“Before 2012, there was a program where we got an extra portion of the sales tax revenue, and that money went into a pot that was used to build affordable housing,” Metzker said. “While we were in the middle of the recession, the State of California decided it didn’t have enough money to balance its budget, so it scrapped redevelopment. They did not replace that money. And so now the city no longer has the capacity to contribute financially as it did before.

The City of Davis is continuously working to cultivate a safer housing market. On Tuesday, January 11, council approved a development of 30 semi-detached single-family homes on East Pole Line Road. The compact design saves a lot of space, a revolutionary arrangement that can prove to be an effective solution to the lack of vacant residences in Davis.
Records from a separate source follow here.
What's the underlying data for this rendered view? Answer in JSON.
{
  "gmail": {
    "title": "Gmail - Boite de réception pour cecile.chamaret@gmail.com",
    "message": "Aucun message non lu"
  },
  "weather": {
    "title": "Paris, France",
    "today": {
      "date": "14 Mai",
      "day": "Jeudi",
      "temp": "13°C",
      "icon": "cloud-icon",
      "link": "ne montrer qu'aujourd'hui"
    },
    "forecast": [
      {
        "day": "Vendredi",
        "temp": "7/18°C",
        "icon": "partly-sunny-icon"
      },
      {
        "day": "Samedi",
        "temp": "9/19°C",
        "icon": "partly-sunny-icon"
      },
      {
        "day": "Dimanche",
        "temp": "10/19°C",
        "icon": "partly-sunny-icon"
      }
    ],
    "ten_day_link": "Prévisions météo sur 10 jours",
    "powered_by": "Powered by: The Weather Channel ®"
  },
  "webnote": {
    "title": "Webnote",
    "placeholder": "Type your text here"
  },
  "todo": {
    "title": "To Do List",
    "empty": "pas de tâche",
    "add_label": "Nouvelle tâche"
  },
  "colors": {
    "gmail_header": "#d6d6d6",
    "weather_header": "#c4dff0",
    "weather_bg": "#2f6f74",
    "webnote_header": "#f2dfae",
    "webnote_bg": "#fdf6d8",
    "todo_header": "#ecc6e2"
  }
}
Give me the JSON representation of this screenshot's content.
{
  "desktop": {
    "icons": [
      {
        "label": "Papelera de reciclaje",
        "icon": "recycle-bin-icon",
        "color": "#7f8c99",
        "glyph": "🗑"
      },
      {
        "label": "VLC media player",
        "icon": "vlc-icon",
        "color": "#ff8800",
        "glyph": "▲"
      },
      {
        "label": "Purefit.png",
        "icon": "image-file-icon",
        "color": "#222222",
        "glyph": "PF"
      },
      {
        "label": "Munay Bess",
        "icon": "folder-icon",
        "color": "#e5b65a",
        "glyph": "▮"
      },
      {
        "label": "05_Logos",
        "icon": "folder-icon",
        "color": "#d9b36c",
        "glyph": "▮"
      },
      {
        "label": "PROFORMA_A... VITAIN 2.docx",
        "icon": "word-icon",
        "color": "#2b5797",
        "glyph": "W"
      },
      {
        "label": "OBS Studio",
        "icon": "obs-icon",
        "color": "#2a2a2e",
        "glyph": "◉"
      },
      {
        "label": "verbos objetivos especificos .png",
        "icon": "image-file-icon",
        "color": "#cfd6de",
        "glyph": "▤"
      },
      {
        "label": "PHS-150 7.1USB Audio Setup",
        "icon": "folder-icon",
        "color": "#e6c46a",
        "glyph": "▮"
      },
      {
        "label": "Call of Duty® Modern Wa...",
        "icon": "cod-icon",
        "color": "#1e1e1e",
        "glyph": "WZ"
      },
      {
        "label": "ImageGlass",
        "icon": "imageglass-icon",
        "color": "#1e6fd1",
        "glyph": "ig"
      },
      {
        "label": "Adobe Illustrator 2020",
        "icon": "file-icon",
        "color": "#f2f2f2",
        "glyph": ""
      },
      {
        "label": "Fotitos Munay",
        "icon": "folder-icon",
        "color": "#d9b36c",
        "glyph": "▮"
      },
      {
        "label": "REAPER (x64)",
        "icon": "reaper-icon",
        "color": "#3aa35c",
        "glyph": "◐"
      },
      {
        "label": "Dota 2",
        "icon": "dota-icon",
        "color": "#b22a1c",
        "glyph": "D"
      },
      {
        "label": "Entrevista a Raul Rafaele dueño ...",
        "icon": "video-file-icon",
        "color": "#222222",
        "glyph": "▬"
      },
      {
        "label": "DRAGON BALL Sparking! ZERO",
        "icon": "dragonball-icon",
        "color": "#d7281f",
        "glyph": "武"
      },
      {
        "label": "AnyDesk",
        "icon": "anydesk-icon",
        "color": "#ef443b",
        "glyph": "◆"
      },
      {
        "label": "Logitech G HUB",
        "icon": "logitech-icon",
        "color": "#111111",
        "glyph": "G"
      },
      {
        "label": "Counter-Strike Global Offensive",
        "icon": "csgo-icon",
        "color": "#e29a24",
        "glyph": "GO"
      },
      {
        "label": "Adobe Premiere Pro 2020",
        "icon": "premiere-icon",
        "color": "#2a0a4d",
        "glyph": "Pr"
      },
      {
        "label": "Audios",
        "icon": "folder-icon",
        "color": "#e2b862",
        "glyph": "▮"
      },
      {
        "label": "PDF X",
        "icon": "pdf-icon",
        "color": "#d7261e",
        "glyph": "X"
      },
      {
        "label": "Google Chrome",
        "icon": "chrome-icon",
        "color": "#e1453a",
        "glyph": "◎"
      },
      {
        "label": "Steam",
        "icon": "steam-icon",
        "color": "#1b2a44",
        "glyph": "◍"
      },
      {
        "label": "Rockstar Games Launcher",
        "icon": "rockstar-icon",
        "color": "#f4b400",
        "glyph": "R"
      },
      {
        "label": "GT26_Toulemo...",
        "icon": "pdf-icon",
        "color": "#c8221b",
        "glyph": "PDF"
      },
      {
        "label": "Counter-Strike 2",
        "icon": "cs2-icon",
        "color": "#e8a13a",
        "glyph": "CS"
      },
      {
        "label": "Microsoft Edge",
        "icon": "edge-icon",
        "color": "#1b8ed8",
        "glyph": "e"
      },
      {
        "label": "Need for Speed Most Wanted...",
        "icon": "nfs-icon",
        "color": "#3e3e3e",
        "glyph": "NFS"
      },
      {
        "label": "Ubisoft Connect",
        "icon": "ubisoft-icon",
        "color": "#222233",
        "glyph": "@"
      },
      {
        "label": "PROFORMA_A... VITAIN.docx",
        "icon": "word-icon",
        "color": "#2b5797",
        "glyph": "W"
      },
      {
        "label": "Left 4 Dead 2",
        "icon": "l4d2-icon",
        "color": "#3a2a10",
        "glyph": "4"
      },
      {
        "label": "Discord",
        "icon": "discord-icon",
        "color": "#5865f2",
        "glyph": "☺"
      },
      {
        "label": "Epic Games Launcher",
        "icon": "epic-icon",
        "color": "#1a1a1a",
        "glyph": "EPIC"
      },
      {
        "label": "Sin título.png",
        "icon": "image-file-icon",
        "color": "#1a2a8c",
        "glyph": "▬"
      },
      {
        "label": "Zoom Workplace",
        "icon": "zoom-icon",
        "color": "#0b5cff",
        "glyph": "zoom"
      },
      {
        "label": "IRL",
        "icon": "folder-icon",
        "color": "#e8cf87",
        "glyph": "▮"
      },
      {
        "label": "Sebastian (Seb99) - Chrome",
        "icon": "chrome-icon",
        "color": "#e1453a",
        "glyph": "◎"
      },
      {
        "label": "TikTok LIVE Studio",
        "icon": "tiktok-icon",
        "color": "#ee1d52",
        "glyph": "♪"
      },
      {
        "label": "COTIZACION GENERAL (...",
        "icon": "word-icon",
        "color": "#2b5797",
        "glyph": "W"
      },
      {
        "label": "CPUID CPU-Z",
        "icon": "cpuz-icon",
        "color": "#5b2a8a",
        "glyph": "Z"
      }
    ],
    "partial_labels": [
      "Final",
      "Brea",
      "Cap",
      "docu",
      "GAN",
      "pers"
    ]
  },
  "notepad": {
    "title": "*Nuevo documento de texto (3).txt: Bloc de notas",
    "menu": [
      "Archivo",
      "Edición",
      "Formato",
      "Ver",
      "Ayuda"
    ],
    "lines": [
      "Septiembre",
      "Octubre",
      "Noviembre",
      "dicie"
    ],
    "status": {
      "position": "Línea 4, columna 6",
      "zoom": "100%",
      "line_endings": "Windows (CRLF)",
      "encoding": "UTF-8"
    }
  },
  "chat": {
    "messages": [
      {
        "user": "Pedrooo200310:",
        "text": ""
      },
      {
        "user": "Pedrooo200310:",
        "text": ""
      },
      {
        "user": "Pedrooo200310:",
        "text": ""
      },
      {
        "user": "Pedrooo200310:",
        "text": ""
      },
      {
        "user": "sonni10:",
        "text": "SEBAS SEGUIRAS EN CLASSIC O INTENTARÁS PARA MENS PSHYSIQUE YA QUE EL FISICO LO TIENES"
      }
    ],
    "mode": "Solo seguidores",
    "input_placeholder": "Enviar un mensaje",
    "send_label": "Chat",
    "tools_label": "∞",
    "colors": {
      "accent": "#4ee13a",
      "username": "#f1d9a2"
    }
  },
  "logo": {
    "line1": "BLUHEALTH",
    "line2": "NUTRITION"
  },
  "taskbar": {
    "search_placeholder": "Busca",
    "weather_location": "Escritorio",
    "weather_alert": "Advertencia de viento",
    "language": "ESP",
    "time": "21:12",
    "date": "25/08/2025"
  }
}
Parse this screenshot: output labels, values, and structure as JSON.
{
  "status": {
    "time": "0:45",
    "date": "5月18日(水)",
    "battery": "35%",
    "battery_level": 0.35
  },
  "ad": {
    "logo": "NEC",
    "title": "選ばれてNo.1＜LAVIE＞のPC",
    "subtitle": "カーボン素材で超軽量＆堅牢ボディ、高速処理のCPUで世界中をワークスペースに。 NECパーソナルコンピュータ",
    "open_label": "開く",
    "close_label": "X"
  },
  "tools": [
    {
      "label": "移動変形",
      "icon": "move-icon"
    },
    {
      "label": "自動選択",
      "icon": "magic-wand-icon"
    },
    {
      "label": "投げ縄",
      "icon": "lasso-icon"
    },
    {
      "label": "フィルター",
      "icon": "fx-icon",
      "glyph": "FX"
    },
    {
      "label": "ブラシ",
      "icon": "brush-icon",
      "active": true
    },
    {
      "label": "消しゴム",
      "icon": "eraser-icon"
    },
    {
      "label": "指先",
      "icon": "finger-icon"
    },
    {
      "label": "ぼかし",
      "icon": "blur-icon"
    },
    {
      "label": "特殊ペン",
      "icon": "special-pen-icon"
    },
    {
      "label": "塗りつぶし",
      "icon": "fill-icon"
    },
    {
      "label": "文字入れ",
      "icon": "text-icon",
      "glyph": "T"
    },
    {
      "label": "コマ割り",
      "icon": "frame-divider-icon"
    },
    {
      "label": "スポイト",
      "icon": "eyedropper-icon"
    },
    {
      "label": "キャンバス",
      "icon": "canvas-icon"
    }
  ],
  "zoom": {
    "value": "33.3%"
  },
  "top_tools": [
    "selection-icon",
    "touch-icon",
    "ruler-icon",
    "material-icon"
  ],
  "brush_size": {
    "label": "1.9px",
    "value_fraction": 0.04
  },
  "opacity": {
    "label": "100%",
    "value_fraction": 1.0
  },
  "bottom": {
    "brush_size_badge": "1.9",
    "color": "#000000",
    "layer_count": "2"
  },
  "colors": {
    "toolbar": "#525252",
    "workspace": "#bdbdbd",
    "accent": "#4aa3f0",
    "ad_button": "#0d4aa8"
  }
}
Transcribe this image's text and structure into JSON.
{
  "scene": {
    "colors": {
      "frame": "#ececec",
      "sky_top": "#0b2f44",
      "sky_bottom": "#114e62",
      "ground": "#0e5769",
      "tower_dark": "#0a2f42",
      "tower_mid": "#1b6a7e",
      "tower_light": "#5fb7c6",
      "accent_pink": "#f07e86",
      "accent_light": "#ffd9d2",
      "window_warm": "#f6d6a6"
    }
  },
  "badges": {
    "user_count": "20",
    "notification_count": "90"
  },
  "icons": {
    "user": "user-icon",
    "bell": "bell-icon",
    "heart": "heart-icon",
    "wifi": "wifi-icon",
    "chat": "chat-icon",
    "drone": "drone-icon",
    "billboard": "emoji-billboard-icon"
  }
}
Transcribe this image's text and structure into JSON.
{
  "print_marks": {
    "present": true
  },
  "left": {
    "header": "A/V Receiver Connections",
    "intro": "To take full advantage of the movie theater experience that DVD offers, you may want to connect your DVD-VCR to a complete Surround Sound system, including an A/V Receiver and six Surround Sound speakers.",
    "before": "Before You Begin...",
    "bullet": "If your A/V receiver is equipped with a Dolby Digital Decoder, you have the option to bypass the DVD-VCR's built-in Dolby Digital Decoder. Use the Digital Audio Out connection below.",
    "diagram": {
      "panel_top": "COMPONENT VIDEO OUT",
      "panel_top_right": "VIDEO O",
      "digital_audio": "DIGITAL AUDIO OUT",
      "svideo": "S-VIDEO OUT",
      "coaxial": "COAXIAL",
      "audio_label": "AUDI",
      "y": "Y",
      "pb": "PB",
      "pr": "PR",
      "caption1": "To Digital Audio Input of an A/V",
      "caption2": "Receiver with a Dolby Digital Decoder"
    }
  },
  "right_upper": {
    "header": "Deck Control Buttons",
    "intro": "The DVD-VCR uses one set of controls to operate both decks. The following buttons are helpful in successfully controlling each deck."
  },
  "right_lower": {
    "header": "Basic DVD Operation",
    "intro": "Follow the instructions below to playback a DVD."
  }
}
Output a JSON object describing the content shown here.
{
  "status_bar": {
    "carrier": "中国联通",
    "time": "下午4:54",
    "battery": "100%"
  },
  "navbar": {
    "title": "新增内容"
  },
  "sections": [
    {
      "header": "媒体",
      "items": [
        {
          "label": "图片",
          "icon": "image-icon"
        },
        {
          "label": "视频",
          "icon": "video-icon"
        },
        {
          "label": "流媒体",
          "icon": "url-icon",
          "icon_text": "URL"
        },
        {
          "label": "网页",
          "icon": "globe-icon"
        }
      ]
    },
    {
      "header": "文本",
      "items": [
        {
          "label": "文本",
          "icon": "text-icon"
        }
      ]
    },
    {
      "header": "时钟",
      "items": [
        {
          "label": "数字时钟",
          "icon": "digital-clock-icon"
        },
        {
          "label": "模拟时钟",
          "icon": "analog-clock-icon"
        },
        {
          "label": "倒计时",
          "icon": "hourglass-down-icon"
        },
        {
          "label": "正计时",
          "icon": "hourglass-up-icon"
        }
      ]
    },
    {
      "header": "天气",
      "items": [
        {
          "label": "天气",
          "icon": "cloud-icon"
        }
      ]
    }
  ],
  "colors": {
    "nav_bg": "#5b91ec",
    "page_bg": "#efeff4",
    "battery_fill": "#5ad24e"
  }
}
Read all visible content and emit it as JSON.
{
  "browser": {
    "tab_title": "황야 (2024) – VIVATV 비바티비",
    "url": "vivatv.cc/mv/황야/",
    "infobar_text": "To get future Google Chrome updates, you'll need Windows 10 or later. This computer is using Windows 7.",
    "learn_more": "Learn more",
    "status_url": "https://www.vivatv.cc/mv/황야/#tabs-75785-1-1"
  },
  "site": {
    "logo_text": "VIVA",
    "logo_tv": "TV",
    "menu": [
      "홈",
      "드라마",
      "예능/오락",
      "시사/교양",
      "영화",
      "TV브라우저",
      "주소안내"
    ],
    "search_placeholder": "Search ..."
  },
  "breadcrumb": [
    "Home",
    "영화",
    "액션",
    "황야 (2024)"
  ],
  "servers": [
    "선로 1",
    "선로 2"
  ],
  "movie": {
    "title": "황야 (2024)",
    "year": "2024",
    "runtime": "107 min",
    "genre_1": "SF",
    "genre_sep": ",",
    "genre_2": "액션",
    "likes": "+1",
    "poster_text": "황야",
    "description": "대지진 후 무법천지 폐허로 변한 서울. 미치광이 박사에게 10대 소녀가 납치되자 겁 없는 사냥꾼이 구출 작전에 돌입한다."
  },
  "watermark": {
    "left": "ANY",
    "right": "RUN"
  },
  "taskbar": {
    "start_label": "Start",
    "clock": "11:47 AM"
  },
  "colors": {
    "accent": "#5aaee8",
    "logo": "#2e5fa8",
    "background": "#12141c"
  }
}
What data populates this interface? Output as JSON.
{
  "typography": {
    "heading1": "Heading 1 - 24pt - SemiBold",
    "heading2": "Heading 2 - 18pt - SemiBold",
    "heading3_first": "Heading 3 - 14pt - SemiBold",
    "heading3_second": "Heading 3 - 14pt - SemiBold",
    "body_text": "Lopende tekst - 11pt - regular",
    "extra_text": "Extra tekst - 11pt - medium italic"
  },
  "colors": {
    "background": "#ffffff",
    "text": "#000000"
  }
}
The project also includes 3 affordable units, in accordance with city policy inclusive housing ordinance (Municipal Code 18.05).

According to Metzker, however, the only reason the developer could afford to include low-income housing is because the land already has infrastructure installed from the previous building that existed there.

“The Inclusive Housing Ordinance says you have to have a certain amount of affordable housing in any residential project,” Metzker said. “The problem is that most developers, once they take all of that into account, the project doesn’t take shape. And then they don’t build it.

Rising construction costs and purchase prices, lack of development, and political tension surrounding the crisis are not just problems in Davis. The state of the housing market reflects a larger pattern that Metzker and Pride recognized statewide.

“Davis is unfortunately probably [among] the worst,” Pride said. “And that’s odd, given that Davis has probably been one of the most proactive jurisdictions when it comes to building affordable housing.”

Thus, Pride believes that if the city’s efforts can alleviate the problem, permanent change must come from state policy.

“I think one of the real hurdles has to do with very political reasons,” Pride said. “One way or another, affordable housing must be taken out of the expenditures for which the government obliges the public purse.”

The solution may even have to be at the global economic level.

“If anything, we need to make housing a lot cheaper, a way to build it so it’s not so expensive,” Pride said. “With the homeless population growing so rapidly, we have to build thousands of homes each year, if not more. And that’s just not happening because the cost is just too high.

Slow population growth in Davis is a symptom of a larger housing crisis. Outside the city, the population size is growing rapidly and housing development cannot keep up with demand. Additionally, rising prices are compounding the state’s homelessness problem. Davis is just one example of how cities in California can be affected by a statewide problem.

Written by: Lévi Goldstein — [email protected]